"My story began sometime during the summer of 2017. I had been experiencing lower back pain for a few months that nothing seem to relieve, but could, like anyone in their mid-forties, be attributed to any number of things. Then, one Friday evening late that November, I felt an intense pain on my left side, just behind my lower ribs that dropped me to the floor. The intense pain lasted only a few minutes, but things never felt normal after that.
An ultrasound revealed I had 3 liver lesions and large masses on both adrenal glands. The week before Christmas 2017, I had a biopsy done of the largest liver lesion, that to everyone’s surprise, confirmed melanoma. Additional scans confirmed that the disease was very advanced and the tumor burden was intense, with many of them doubling in size since the initial ultrasound. At one point, an oncologist said that it would be easier to list the areas not affected then to list what was.
The back pain began to intensify and my overall health was deteriorating quickly. On January 20, 2018, I asked my fiancée to take me to the ER due to the intensity of the pain. The nurse took one look at me and said “we need to get him to the back now”. Moments later, I realized I was partially paralyzed from the waist down.
Things were so bad at this point, the ER doctors admitted my fiancée and put her in a bed beside me, thinking my journey was coming to an end. They put me on steroids, and within days I was receiving radiation treatment. Amazingly I was up and walking in just days, but it took a month for the full feeling to come back to my legs and groin.
The Staph Infection
I supposedly contracted a staph infection during the week I was in the ER fighting to save my legs. This was discovered by a blood test, but the location of the infection was never confirmed by either a transesophageal echocardiogram or a full body MRI. But there was no taking chances, and high dose IV antibiotics started immediately.
The Game Changer
Just weeks before the melanoma took my life, I received my fist combination dose of the lifesaving immunotherapy Opdivo (nivolumab) + Yervoy (ipilimumab). The first couple weeks were a struggle and I felt like I was literally fighting for my life. My body could not regulate its own temperature, which fluctuated between 36.2°C and 38.8°C, and the cancer was eating a hole through my sternum which hurt so much I couldn’t sit up without being in excruciating pain. I was covered from head to toe with the itchiest rash I have ever experienced. I was very thankful to have my brother and father by my side to wake me up every 4 hours to take pain meds and Tylenol, cool me down with cold compresses when I was too hot, and yes, to empty my home-made urinal because there was no way I was making it to the bathroom.

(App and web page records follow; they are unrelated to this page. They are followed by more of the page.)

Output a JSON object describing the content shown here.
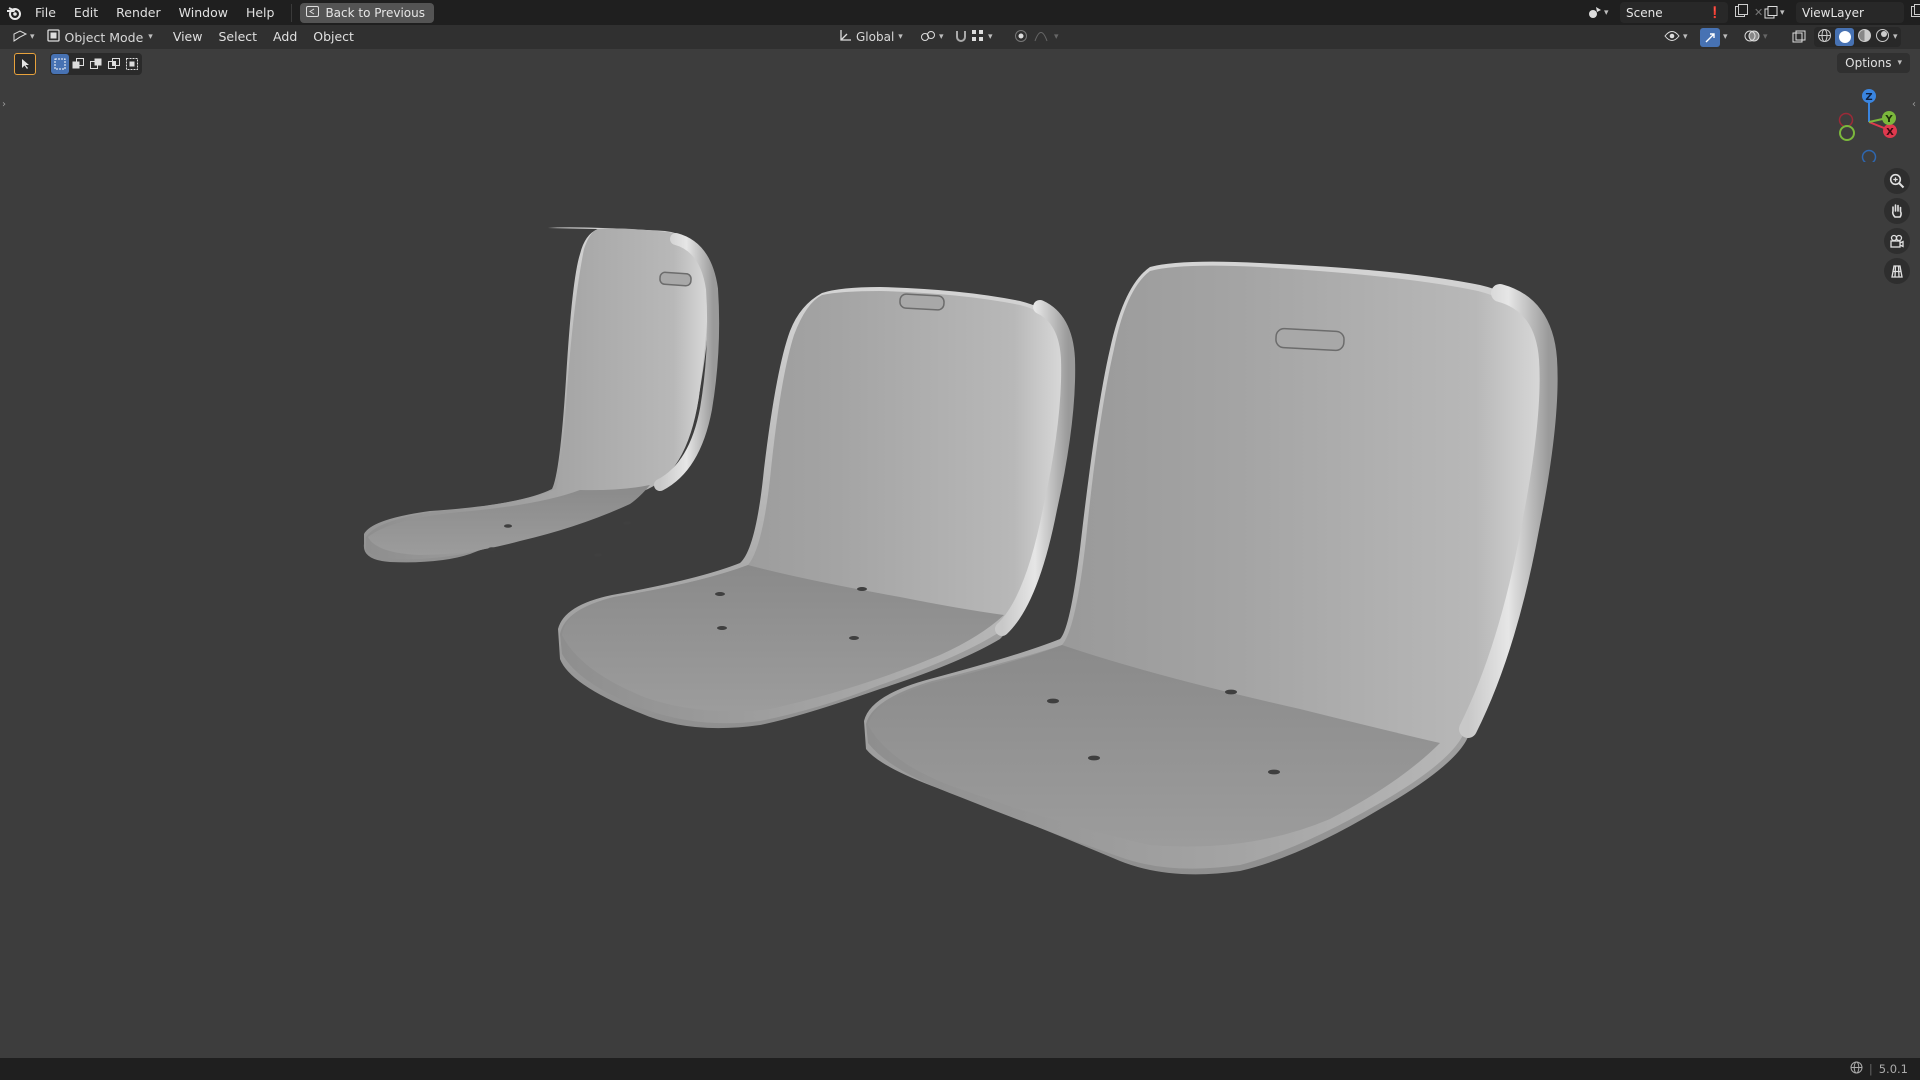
{
  "topbar": {
    "menus": [
      "File",
      "Edit",
      "Render",
      "Window",
      "Help"
    ],
    "back_label": "Back to Previous",
    "scene_label": "Scene",
    "viewlayer_label": "ViewLayer"
  },
  "header": {
    "editor_icon": "viewport-editor-icon",
    "mode_label": "Object Mode",
    "menus": [
      "View",
      "Select",
      "Add",
      "Object"
    ],
    "transform_orientation": "Global"
  },
  "viewport": {
    "options_label": "Options",
    "gizmo_axes": [
      "X",
      "Y",
      "Z"
    ],
    "nav_icons": [
      "zoom-icon",
      "pan-hand-icon",
      "camera-icon",
      "grid-icon"
    ],
    "colors": {
      "background": "#3d3d3d",
      "x_axis": "#e0394e",
      "y_axis": "#7bb83c",
      "z_axis": "#3a85e0"
    }
  },
  "status": {
    "version": "5.0.1"
  }
}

The cancer was pretty much stopped in its tracks and the side effects became more manageable over the next few months. By June, the experience took its toll on my poor fiancée and she vanished permanently to be with her dad who was also dying of prostate cancer at the same time. I struggled physically and emotionally, trying to define my new normal. I changed my diet, started juicing, slowly reintroduced physical exercise, went to several types of therapy, read spiritual and self-help books, and started yoga and meditation. By December 2018, I was able to lace up my running shoes again.
The results of my latest PET/CT scan, on November 2, 2019, show an almost complete metabolic response; I am on the way to becoming NED (No Evidence of Disease).

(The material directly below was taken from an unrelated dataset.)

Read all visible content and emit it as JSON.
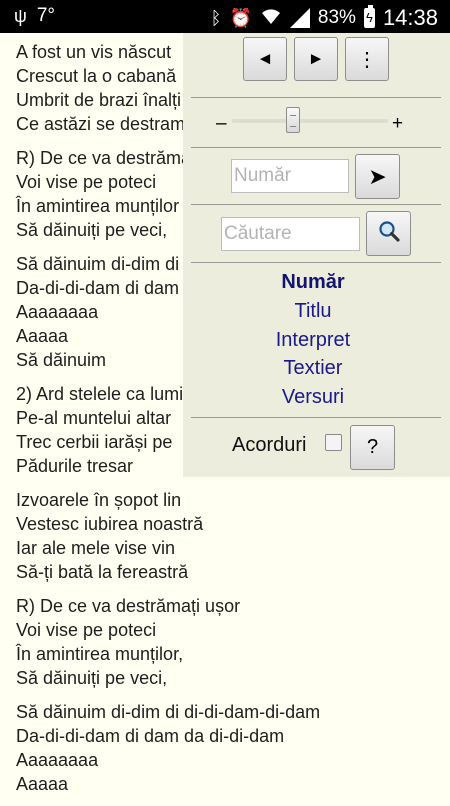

I decided I needed to start running again to overcome both the physical and emotional anguish I was experiencing. I have been training almost daily, running 4 – 5 times a week, doing yoga 2-3 times a week, and working with my personal trainer. Then, one day, as I was browsing Facebook and I see this picture of my hometown friend, Shawn Bjornson, after a 5 km run in -50°C weather. His eyebrows and mustache are covered in frost and his cheeks were as red as Santa’s. So what do I do? Challenge him to a race across Lake Winnipeg of course!

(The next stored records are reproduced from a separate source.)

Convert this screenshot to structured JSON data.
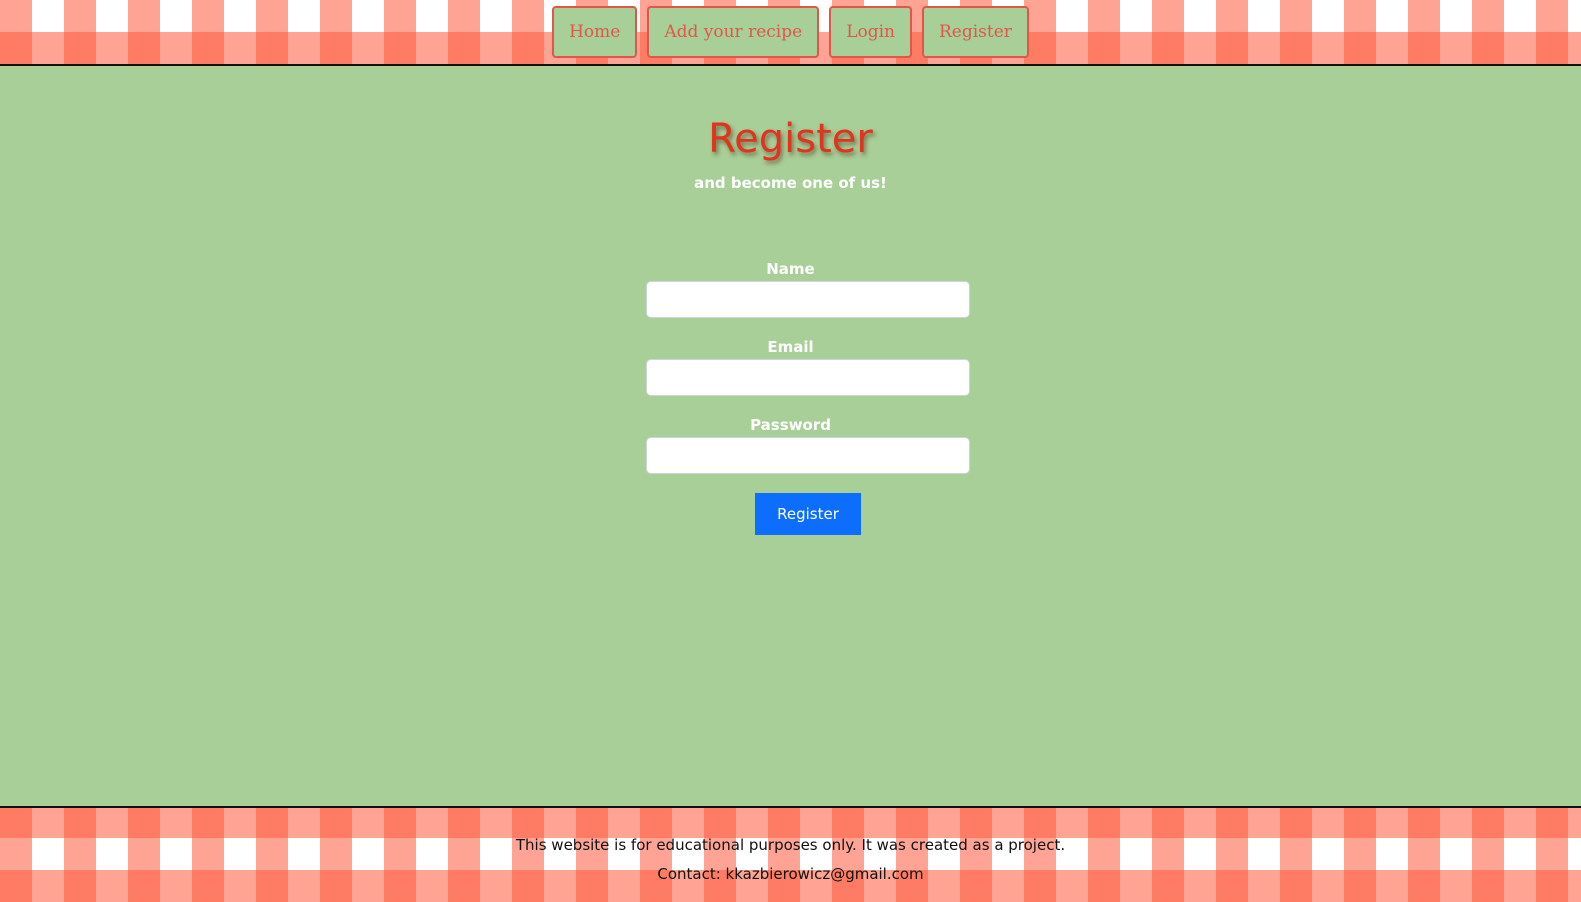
{
  "nav": {
    "items": [
      {
        "label": "Home"
      },
      {
        "label": "Add your recipe"
      },
      {
        "label": "Login"
      },
      {
        "label": "Register"
      }
    ]
  },
  "main": {
    "title": "Register",
    "subtitle": "and become one of us!",
    "form": {
      "name_label": "Name",
      "name_value": "",
      "email_label": "Email",
      "email_value": "",
      "password_label": "Password",
      "password_value": "",
      "submit_label": "Register"
    }
  },
  "footer": {
    "line1": "This website is for educational purposes only. It was created as a project.",
    "line2": "Contact: kkazbierowicz@gmail.com"
  },
  "colors": {
    "page_background": "#a7cf97",
    "accent_red": "#e0574a",
    "title_red": "#e0341e",
    "submit_blue": "#0d6efd"
  }
}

True to our Viking routes, neither of us can back down from a challenge, so we have set a date of Saturday, March 7, 2020 for the 1st ever “Ice Run Across Lake Winnipeg”. The race will be approximately 30 km from Grand Beach Manitoba to Gimli, Manitoba. Weather that time of year is extremely unpredictable and if conditions are considered to be too dangerous by our team, we will elect to postpone for 1 week and attempt again on March 14, 2020.
We will be running to raise money for the Save Your Skin Foundation.
For sponsorship info, please contact: email@example.com
Thank you for your interest"
- Chris Isfeld